People need to learn that any dog can become dangerous if it is brought up in the wrong environment. Take for example the case of Liam Dowling last year battering his pet jack Russel to death by leash-slamming him 30 times off the ground in a public park in full view of everyone. Liam is free to continue to own dogs as the judge felt “it wouldn’t be fair to deprive the kids of a dog”.
Now, where would the fault be if this same Jack Russel had lived and turned around and bit Liam’s child’s face during a game? Or somebody else’s child? Is it the fault of the owner for his poor treatment of the animal in the first place? Or would it be the fault of the system that permitted such a man to continue to own such a beautiful and loyal creature.
Perhaps it’s time we stop putting up idiotic, facile signs and look to countries that are taking the time to educate their dog owners, such as Swtizerland. They have something akin to a driving license for dogs. As a result they enjoy an annual dog bite incidence rate of only 180/100 000 population was estimated (compared to 750 in the UK and 1800 per 100,000 in the US). Clearly that’s working to some degree.
Perhaps couple that with the Swedish approach of very strong financial penalties for people that fail to comply with basic welfare rules including roaming dogs, controlling aggressive dogs, breeding etc. Lose your dog once it’s a weeks wages. Twice it’s a month wages. Three strikes and he’s out. There are no dogs roaming the streets. No dogs surrendered to shelters. The people get well educated before making the leap. Considered welfare laws with a little enforcement and vitally some tough financial penalties for people failing to adhere has dog owners realising that getting a dog has consequences. Like recycling, like water, it’s sadly the only way we will get in line. As a result of these measures Sweden has one pound for 13mil people compared to our hundreds of volunteer run shelters, pounds and charities mopping up our strays. We actually ship our strays to Sweden.
A research paper published in the Veterinary Journal reinforces this approach by highlighting Ireland’s current focus on dangerous breeds as being not only ineffective in reducing such hospitalisations, but could be making the problem worse. Report author Páraic Ó Súilleabháin cites international evidence showing legislation focused on holding owners accountable for the actions of their animals is more successful at reducing serious incidents.

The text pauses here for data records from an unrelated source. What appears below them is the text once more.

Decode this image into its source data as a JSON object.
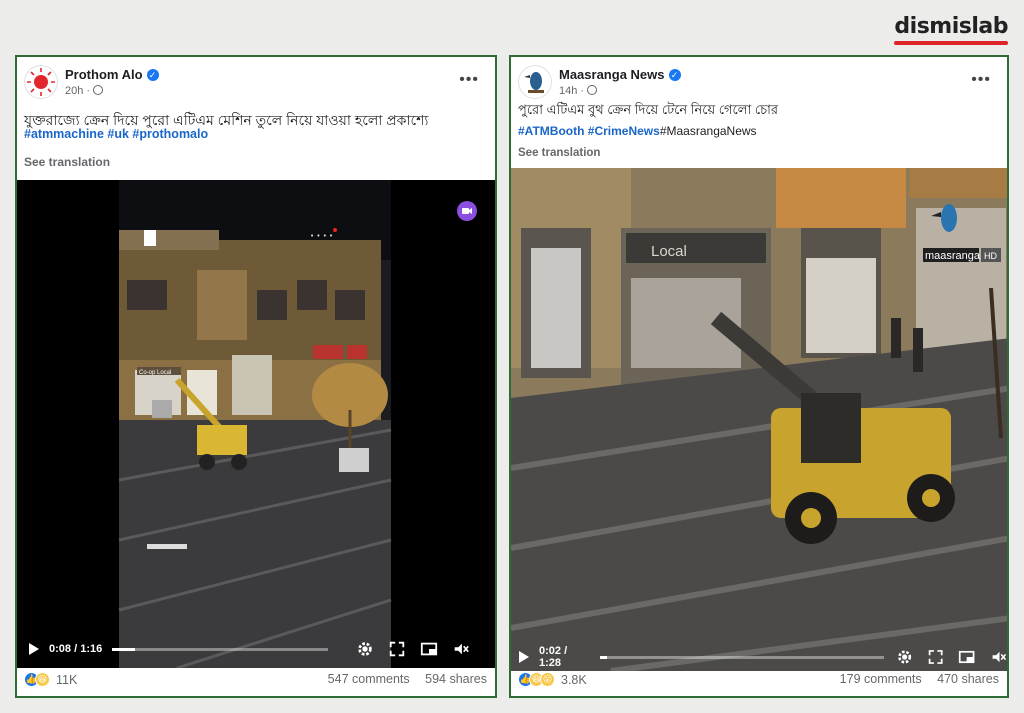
{
  "brand": {
    "name": "dismislab"
  },
  "post1": {
    "page_name": "Prothom Alo",
    "time": "20h ·",
    "caption": "যুক্তরাজ্যে ক্রেন দিয়ে পুরো এটিএম মেশিন তুলে নিয়ে যাওয়া হলো প্রকাশ্যে",
    "hashtags": [
      "#atmmachine",
      "#uk",
      "#prothomalo"
    ],
    "see_translation": "See translation",
    "video": {
      "current": "0:08",
      "total": "1:16",
      "progress": 0.105,
      "store_sign": "Co-op Local"
    },
    "reactions_count": "11K",
    "comments": "547 comments",
    "shares": "594 shares"
  },
  "post2": {
    "page_name": "Maasranga News",
    "time": "14h ·",
    "caption": "পুরো এটিএম বুথ ক্রেন দিয়ে টেনে নিয়ে গেলো চোর",
    "hashtags": [
      "#ATMBooth",
      "#CrimeNews"
    ],
    "hashtag_plain": "#MaasrangaNews",
    "see_translation": "See translation",
    "video": {
      "current": "0:02",
      "total": "1:28",
      "progress": 0.023,
      "store_sign": "Local",
      "watermark": "maasranga",
      "watermark_badge": "HD"
    },
    "reactions_count": "3.8K",
    "comments": "179 comments",
    "shares": "470 shares"
  },
  "icons": [
    "more-icon",
    "verified-icon",
    "globe-icon",
    "play-icon",
    "settings-icon",
    "fullscreen-icon",
    "pip-icon",
    "mute-icon",
    "like-icon",
    "haha-icon",
    "wow-icon"
  ],
  "colors": {
    "border": "#2f6b34",
    "link": "#1a66c9",
    "verified": "#1877f2",
    "brand_red": "#e0232b"
  }
}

Or perhaps not. Maybe it’s just easier if we bury our heads in the sand and take the usual civil service approach whereby we continue to throw more tax payers money at poorly researched, poorly understood, poorly enforced ideas that are proven not to work, money that would of been better spent on a few dog parks or a simple TV ad, and wait until something bad happens.
As you can be sure, when it does, it will be the dogs’ fault.